Orlando massacre gunman 'pledged allegiance to IS' in police call
A gunman who massacred 49 people at a US nightclub pledged his allegiance to Islamic State as he spoke on the phone to negotiators, police have confirmed.
Officers blasted a hole in the wall of the Pulse club in Orlando, Florida, in a desperate effort to save revellers as Omar Mateen held hostages in a toilet at the gay nightclub.
John Mina, chief of police at the City of Orlando Police Department, said Mateen barricaded himself in a toilet with around four or five hostages after shooting some of his initial victims and called the police, speaking in a "cool and calm" voice with crisis negotiators.
When he spoke about "bomb vests, about explosives" and made threats of an "imminent loss of life", police made the decision to blast through the wall with an armoured vehicle, which Mr Mina said saved "many, many lives".
Mr Mina also confirmed that when Mateen was on the phone to officers "there was allegiance to the Islamic State".
Authorities in Orlando confirmed that 49 people were killed in the shooting in the early hours of Sunday, with 53 others injured.
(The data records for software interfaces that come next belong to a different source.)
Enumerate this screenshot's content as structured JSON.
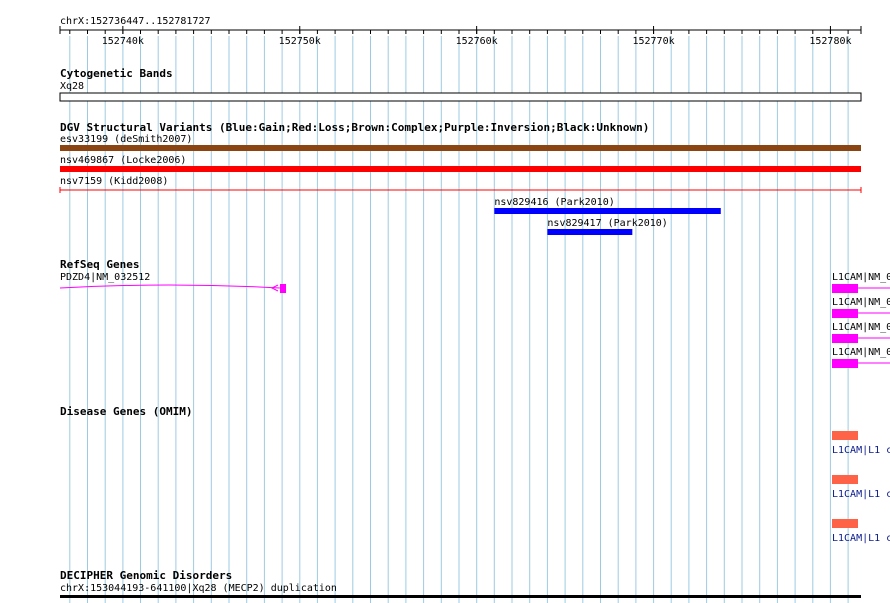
{
  "position": "chrX:152736447..152781727",
  "ruler": {
    "start": 152736447,
    "end": 152781727,
    "major_ticks": [
      {
        "pos": 152740000,
        "label": "152740k"
      },
      {
        "pos": 152750000,
        "label": "152750k"
      },
      {
        "pos": 152760000,
        "label": "152760k"
      },
      {
        "pos": 152770000,
        "label": "152770k"
      },
      {
        "pos": 152780000,
        "label": "152780k"
      }
    ]
  },
  "colors": {
    "grid": "#9ecae1",
    "gain": "#0000ff",
    "loss": "#ff0000",
    "complex": "#8b4513",
    "refseq": "#ff00ff",
    "omim": "#ff6347",
    "link": "#0a1a8c"
  },
  "tracks": {
    "cytoband": {
      "title": "Cytogenetic Bands",
      "band": "Xq28"
    },
    "dgv": {
      "title": "DGV Structural Variants (Blue:Gain;Red:Loss;Brown:Complex;Purple:Inversion;Black:Unknown)",
      "features": [
        {
          "label": "esv33199 (deSmith2007)",
          "color": "complex",
          "style": "bar",
          "start": 152736447,
          "end": 152781727
        },
        {
          "label": "nsv469867 (Locke2006)",
          "color": "loss",
          "style": "bar",
          "start": 152736447,
          "end": 152781727
        },
        {
          "label": "nsv7159 (Kidd2008)",
          "color": "loss",
          "style": "line",
          "start": 152736447,
          "end": 152781727
        },
        {
          "label": "nsv829416 (Park2010)",
          "color": "gain",
          "style": "bar",
          "start": 152761000,
          "end": 152773800
        },
        {
          "label": "nsv829417 (Park2010)",
          "color": "gain",
          "style": "bar",
          "start": 152764000,
          "end": 152768800
        }
      ]
    },
    "refseq": {
      "title": "RefSeq Genes",
      "pdzd4_label": "PDZD4|NM_032512",
      "l1cam_labels": [
        "L1CAM|NM_0",
        "L1CAM|NM_0",
        "L1CAM|NM_0",
        "L1CAM|NM_0"
      ]
    },
    "omim": {
      "title": "Disease Genes (OMIM)",
      "labels": [
        "L1CAM|L1 c",
        "L1CAM|L1 c",
        "L1CAM|L1 c"
      ]
    },
    "decipher": {
      "title": "DECIPHER Genomic Disorders",
      "label": "chrX:153044193-641100|Xq28 (MECP2) duplication"
    }
  }
}
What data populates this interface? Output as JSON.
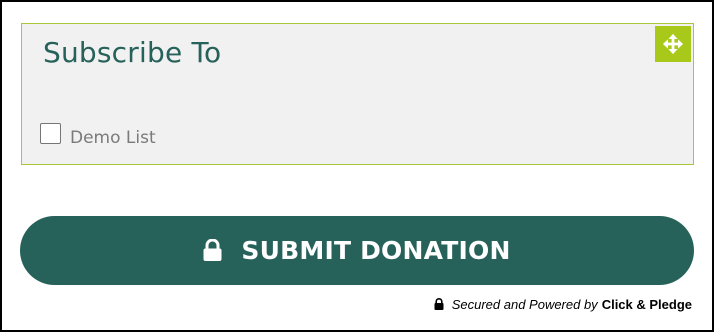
{
  "subscribe": {
    "title": "Subscribe To",
    "options": [
      {
        "label": "Demo List",
        "checked": false
      }
    ]
  },
  "submit": {
    "label": "SUBMIT DONATION"
  },
  "footer": {
    "secured_text": "Secured and Powered by",
    "brand": "Click & Pledge"
  },
  "icons": {
    "move": "move-arrows-icon",
    "submit": "lock-icon",
    "footer": "lock-icon"
  },
  "colors": {
    "primary": "#27625a",
    "accent": "#a8c91a",
    "panel_background": "#f1f1f1",
    "panel_border": "#a8c637"
  }
}
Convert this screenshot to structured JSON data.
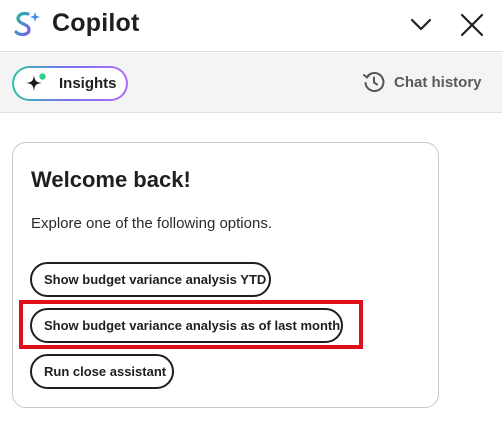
{
  "app": {
    "title": "Copilot"
  },
  "header": {
    "collapse_icon": "chevron-down-icon",
    "close_icon": "close-icon"
  },
  "toolbar": {
    "insights_label": "Insights",
    "insights_icon": "sparkle-icon",
    "history_label": "Chat history",
    "history_icon": "history-clock-icon"
  },
  "card": {
    "title": "Welcome back!",
    "subtitle": "Explore one of the following options.",
    "options": [
      {
        "label": "Show budget variance analysis YTD"
      },
      {
        "label": "Show budget variance analysis as of last month"
      },
      {
        "label": "Run close assistant"
      }
    ]
  },
  "colors": {
    "highlight": "#e0101a",
    "accent_green": "#2fc2a8",
    "accent_purple": "#7b6ff0"
  }
}
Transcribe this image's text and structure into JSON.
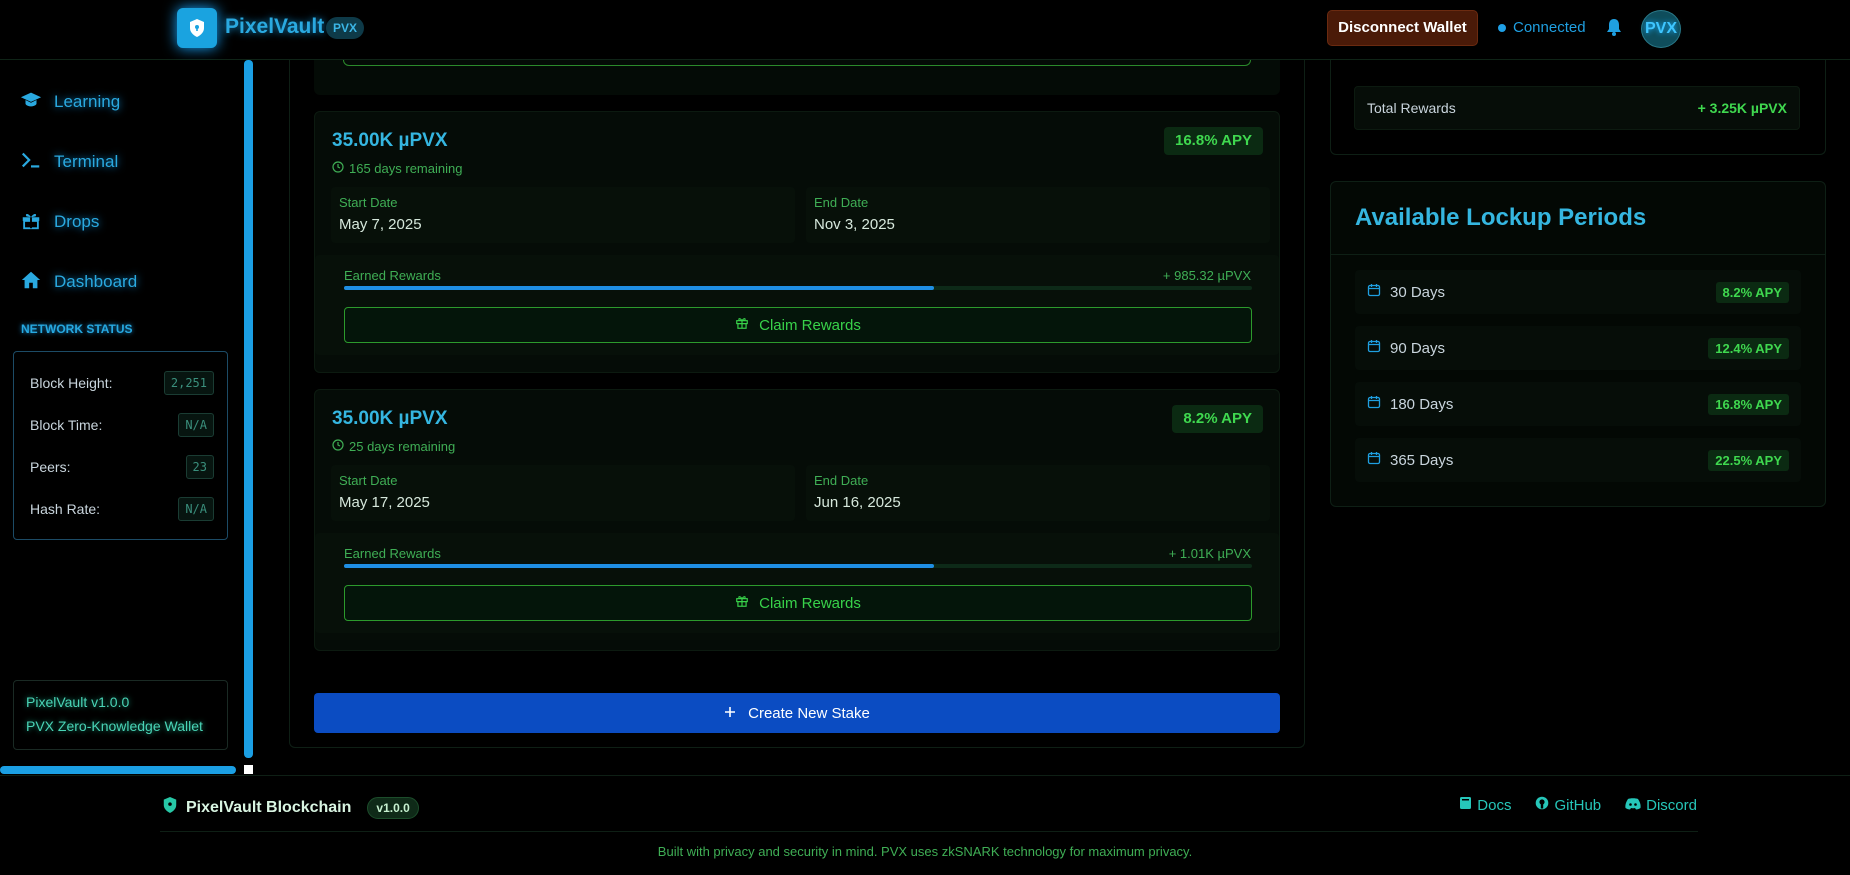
{
  "header": {
    "app_name": "PixelVault",
    "app_badge": "PVX",
    "disconnect_label": "Disconnect  Wallet",
    "status": "Connected",
    "avatar_label": "PVX"
  },
  "sidebar": {
    "nav": [
      {
        "label": "Learning",
        "icon": "graduation-cap-icon"
      },
      {
        "label": "Terminal",
        "icon": "terminal-icon"
      },
      {
        "label": "Drops",
        "icon": "gift-icon"
      },
      {
        "label": "Dashboard",
        "icon": "home-icon"
      }
    ],
    "network_title": "NETWORK STATUS",
    "network": [
      {
        "label": "Block Height:",
        "value": "2,251"
      },
      {
        "label": "Block Time:",
        "value": "N/A"
      },
      {
        "label": "Peers:",
        "value": "23"
      },
      {
        "label": "Hash Rate:",
        "value": "N/A"
      }
    ],
    "version": "PixelVault v1.0.0",
    "tagline": "PVX Zero-Knowledge Wallet"
  },
  "stakes": [
    {
      "amount": "35.00K µPVX",
      "remaining": "165 days remaining",
      "apy": "16.8% APY",
      "start_label": "Start Date",
      "start_date": "May 7, 2025",
      "end_label": "End Date",
      "end_date": "Nov 3, 2025",
      "rewards_label": "Earned Rewards",
      "rewards_value": "+ 985.32 µPVX",
      "progress": 0.65,
      "claim_label": "Claim Rewards"
    },
    {
      "amount": "35.00K µPVX",
      "remaining": "25 days remaining",
      "apy": "8.2% APY",
      "start_label": "Start Date",
      "start_date": "May 17, 2025",
      "end_label": "End Date",
      "end_date": "Jun 16, 2025",
      "rewards_label": "Earned Rewards",
      "rewards_value": "+ 1.01K µPVX",
      "progress": 0.65,
      "claim_label": "Claim Rewards"
    }
  ],
  "create_stake_label": "Create New Stake",
  "summary": {
    "total_label": "Total Rewards",
    "total_value": "+ 3.25K µPVX"
  },
  "lockup": {
    "title": "Available Lockup Periods",
    "periods": [
      {
        "label": "30 Days",
        "apy": "8.2% APY"
      },
      {
        "label": "90 Days",
        "apy": "12.4% APY"
      },
      {
        "label": "180 Days",
        "apy": "16.8% APY"
      },
      {
        "label": "365 Days",
        "apy": "22.5% APY"
      }
    ]
  },
  "footer": {
    "brand": "PixelVault Blockchain",
    "version": "v1.0.0",
    "links": [
      "Docs",
      "GitHub",
      "Discord"
    ],
    "note": "Built with privacy and security in mind. PVX uses zkSNARK technology for maximum privacy."
  },
  "colors": {
    "accent_blue": "#2aa9e0",
    "accent_green": "#3fd84f",
    "button_blue": "#0b4cc2",
    "danger_bg": "#4a1a08"
  }
}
All but one of the victims have been identified and the families of 24 have been informed.
Mateen, the 50th person to die, was killed by Swat officers when he opened fire at police after himself crawling out of the hole made to rescue the nightclubbers.
President Barack Obama called the massacre - the worst mass shooting in recent US history - an "act of terror", while Orlando Mayor Buddy Dyer said: "We will not be defined by the act of a cowardly hater."
More than 300 people were inside the nightclub when the sound of gunfire was first heard just after 2am local time (7am British time).
The killer fired repeatedly before taking dozens of revellers hostage, leading to a stand-off lasting around three hours.
As Mateen, a 29-year-old bodybuilder of Afghan origin, held a small group in one toilet, around 15 to 20 people took cover in a second toilet opposite.
Speaking to reporters in Orlando, Mr Mina said: "Based on information made by the suspect and from the hostages and people inside, we believed further loss of life was imminent. I made the decision to commence the rescue operation and do the explosive breach."
The explosion failed to fully penetrate the wall so police used an armoured vehicle to punch a hole through it, allowing them to rescue dozens of people.
Mateen fired on officers with a handgun and a "long gun", thought to be an AR-15 rifle, after he emerged from the club, before being killed.
A third weapon was also found in his vehicle, authorities said.
All the victims' bodies have now been removed from the club and FBI investigators are painstakingly working at the scene to reconstruct the night's events.
Paul Wysopal, the FBI's special agent in charge, said they had processed 100 leads so far.
US Attorney Lee Bentley said authorities had collected a "great amount" of both electronic and physical evidence as part of the criminal investigation.
He said: "We do not know yet whether anyone else will be charged in connection with this crime, but we have no reason to believe that anyone connected to this crime is placing the public in imminent danger at this time.
"But there is an investigation of other persons... if anyone else was involved in this crime they will be prosecuted."
While Mateen pledged allegiance to Islamic State (IS) during the attack, IS has yet to officially claim responsibility.
Al-Bayan Radio, a media outlet for the extremist group, has called the killer "one of the soldiers of the caliphate in America".